Driving on the right side of the slip angle curve takes courage, training, and more training. One reason I tell people to drive on all-season tires is that the slip angle curve is broader. When training, make the exercises easier. When learning to swim, you don’t throw novices into an ocean with giant waves. That will give them a lungfull of water and a fear of swimming that will last a long time. You put novices in the shallow end and give them things to hang onto. The same is true of driving. If you want to learn how to control a sliding car, don’t use R-comps on track. You’ll be surprised when they lose grip, you’ll spin and that will develop a fear of driving the limit. Instead, drive your car on slippery surfaces at low speed in a controlled environment (e.g. skid pad, simulation) to develop confidence in controlling a sliding car.
You suck at training
Type 1 suckage: “I use R-comps because I want to train on what I’ll be driving on”. This is most drivers. Almost every track day enthusiast drives on 200TW or less. I think they do this because they prioritize lap time over learning. A lot of HPDE regulars (including instructors) never learn to drive on the right side of the curve and their solution to getting faster is buying a faster car.
Type 2 suckage: “I drive in such a way that I never slip”. If you’re sim racing, you can drive just under the limit, watch half of your competitors crash out, and take 3rd place on the podium every time. This attitude isn’t improving your skill though. If you get into a situation where you need to control a sliding car, (e.g. off track, in rain, on dirt), you’ll wish you had driven more on the right side of the curve.
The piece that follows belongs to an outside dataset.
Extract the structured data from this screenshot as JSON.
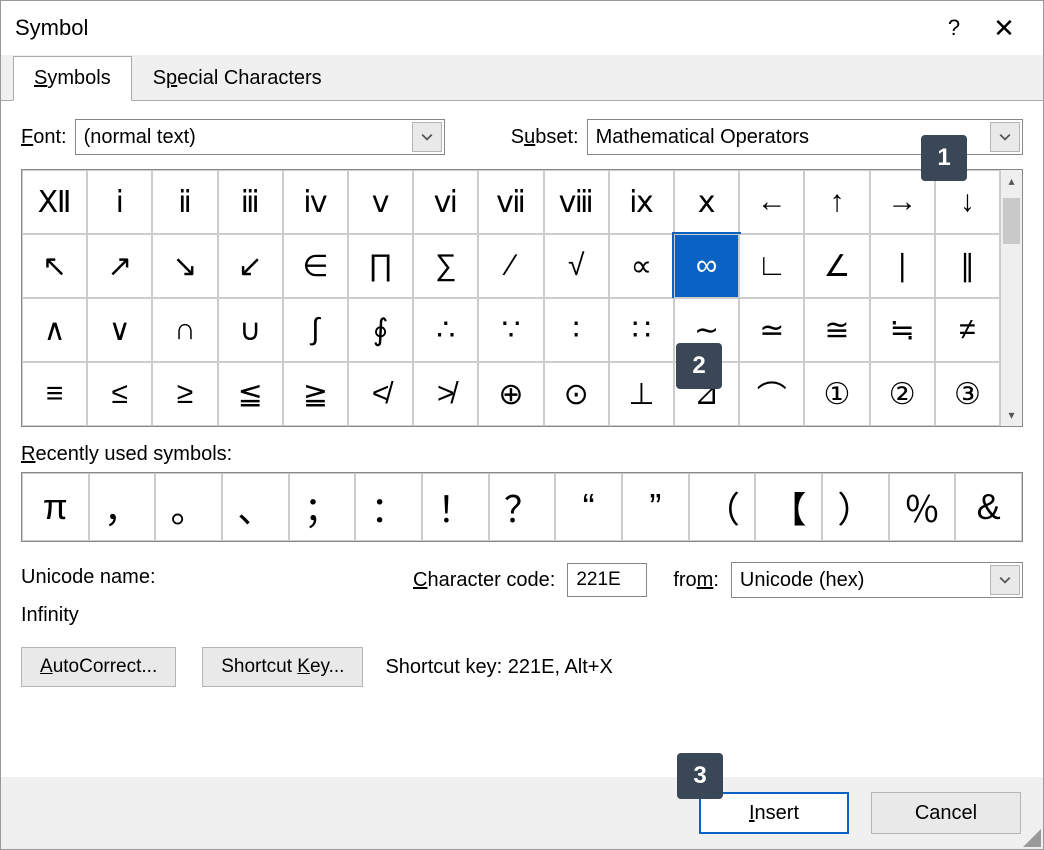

Type 3 suckage: “I always drive on the right side of the curve”. If you want to be an excellent driver, you have to also practice driving the left side of the curve. There are times (e.g. endurance racing) where wear-n-tear are more important than lap times. If you don’t practice the left side, you can’t optimize the left side.
One thought on “Theory vs. Practice (and chemistry?)”
Nicely done. Consider this rule of thumb: if your fastest lap on street tires is your second or third of the session, you’re probably driving on the far side of the curve and tire heat is catching up to you (make it laps 3-5 for race slicks, as they need to warm up). That’s not a good race strategy, as you’ll not leave much tire for later in the race. It’s also expensive, as you’re slowly destroying the tire by creating even more heat. You want to be fast on the late ascending part of the curve — the grip is equal to the descending part, but with less tire energy. For most of us, that’s a function of more straight-line braking, not locking the inner front tire if no ABS, and avoiding wheel spin on exits.
One free analysis of drivers who don’t suck is “Good Lap vs Great Lap” by Alex Brundle, professional driver and son of Martin Brundle. He uses F1 telemetry to analyze the same F1 driver’s so-so qualifying lap from his great qualifying lap, side-by-side, including freeze frames. Subtle things like a little wheel spin affecting the tires for the next 2 turns are pointed out nicely. And all this for free on youtube!